4. Rocks may change your life. Rocks as a concept show up throughout the book but how to write your own is covered on 171-75 (we'll read this in the second half of this module). They define the most important work you’ll be doing over the next 90 days. I’ve found this to be incredibly useful both personally and for the organization. In the second half of this module, you'll write your own rocks for the next 90 days.
5. If this too much, there’s a simpler version of Traction designed to be read by individual contributors in an organization. It’s called What the Heck is EOS? We give a copy to every new hire and it is required reading as part of our onboarding process. If you get bogged down in Traction, you can always pick up a copy.
I think it's the instructions for the first reading and not for the discussion.
Thanks, Max! I actually meant the guiding instructions for creating the vision/traction organizer and accountability chart. Once I marked that section "done" it won't let me unmark it to be able to re-read the instructions.
Randi received an email from someone in the course requesting a meeting with her, but she's lost your email. Can you resend it to email@example.com?
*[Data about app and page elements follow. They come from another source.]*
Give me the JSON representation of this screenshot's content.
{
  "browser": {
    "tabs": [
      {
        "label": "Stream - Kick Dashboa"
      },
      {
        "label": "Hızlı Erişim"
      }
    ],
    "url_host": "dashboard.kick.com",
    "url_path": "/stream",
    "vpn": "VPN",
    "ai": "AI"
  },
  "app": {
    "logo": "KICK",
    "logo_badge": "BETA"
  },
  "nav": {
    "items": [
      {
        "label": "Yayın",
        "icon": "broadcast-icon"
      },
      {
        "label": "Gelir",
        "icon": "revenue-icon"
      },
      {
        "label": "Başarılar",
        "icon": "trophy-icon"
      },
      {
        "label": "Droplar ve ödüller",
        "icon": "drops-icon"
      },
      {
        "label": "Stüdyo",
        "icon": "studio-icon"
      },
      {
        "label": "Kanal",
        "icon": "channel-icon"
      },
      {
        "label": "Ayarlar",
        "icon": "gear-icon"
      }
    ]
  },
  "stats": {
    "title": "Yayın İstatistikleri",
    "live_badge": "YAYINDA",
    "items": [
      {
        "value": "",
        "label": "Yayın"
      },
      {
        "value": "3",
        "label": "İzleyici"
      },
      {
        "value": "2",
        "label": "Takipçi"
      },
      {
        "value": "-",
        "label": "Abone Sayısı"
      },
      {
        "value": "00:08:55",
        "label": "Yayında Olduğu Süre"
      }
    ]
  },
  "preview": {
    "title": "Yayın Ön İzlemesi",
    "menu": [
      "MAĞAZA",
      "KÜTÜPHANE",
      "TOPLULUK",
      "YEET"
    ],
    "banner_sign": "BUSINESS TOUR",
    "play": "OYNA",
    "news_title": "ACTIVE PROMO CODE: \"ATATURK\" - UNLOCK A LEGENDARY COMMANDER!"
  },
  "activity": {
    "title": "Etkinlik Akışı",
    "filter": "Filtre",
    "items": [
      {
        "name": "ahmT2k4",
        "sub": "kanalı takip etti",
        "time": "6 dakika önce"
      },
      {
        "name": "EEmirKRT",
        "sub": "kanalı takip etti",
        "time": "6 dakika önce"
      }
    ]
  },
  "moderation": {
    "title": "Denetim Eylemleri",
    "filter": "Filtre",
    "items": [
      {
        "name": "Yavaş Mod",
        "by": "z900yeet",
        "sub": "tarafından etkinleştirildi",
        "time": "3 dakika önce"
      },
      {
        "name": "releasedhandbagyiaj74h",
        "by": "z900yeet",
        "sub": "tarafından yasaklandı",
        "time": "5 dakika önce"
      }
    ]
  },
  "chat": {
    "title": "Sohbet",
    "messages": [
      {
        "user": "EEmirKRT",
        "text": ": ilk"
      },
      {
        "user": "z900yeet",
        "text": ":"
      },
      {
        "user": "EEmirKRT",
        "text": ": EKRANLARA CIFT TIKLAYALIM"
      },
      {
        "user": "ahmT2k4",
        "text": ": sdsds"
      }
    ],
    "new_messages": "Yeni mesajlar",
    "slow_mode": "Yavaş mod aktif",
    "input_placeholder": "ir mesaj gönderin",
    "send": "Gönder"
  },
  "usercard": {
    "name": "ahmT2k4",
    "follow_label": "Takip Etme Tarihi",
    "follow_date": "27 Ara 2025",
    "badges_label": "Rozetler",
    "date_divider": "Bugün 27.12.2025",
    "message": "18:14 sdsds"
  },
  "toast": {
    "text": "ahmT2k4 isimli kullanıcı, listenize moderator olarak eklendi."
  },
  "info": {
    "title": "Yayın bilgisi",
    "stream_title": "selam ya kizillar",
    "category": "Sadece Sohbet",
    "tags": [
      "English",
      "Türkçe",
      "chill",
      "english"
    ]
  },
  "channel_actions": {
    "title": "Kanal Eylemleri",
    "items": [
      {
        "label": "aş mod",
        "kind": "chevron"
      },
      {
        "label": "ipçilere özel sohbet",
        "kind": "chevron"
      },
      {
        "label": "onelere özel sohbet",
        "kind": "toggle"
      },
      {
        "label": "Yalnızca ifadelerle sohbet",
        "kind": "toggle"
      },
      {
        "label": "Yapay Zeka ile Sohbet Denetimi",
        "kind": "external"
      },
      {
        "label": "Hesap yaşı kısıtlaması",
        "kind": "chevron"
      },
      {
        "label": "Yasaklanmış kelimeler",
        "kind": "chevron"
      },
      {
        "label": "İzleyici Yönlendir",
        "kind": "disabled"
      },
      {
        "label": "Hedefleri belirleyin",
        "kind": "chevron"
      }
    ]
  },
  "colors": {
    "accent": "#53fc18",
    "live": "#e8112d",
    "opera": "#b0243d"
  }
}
Is there a way to upload a document to our discussion? I created an Excel spreadsheet for my stakeholders.
There isn't an obvious way to upload a document to the discussion boards, but there may be a couple of work-arounds:
1. Put your document in the Cloud (e.g., Google Docs, DropBox) and share a link to the file in your post. There's a link icon in formatting bar at the top (looks like a pair of eyeglasses but it's supposed to be links in a chain).
2. Send to me via email at firstname.lastname@example.org and I'll convert to a pdf and post in Handouts.
Thanks, Max! For as long as we've been working remotely, I don't know how I didn't think of uploading it and sharing the link. I'll use that approach.
It seems like a different reading is assigned prior to next class from what was described yesterday. Where is the assignment activity posted?
I see it's updated!
I hate to miss todays discussion but I am not well. I look forward to watching the recording.
Even though the 24-hour-in-advance deadline has passed for your draft outcomes, Randi is willing to review them today before our online session. Please send them directly to her at email@example.com; you won't be able to submit them to the course website after the deadline. If you submitted already online (that's Amy W., Shanna G., Laura G., and Keith McC.) or sent them to me (that's Shelley L.), Randi has your draft outcomes.
I submitted my mine on time. I got an automatic pass, but you didn't mention my name as receiving it. :-(
We'd like you to draft three-five outcomes for two to three audiences for your organization (that’s a total of 9 to 15 outcome statements). Use “Exercise: Envisioning Outcomes” in chapter 5 of Intentional Practice as a guide.
More details are provided in the course website
I'm sorry, but I'm still not clear on the what the assignment is for this week. Is it to do the exercise in the book and write outcomes, or is it to write an impact statement, identify audiences, and outcomes, and the exercise in the book?
I'm apologize for my confusion.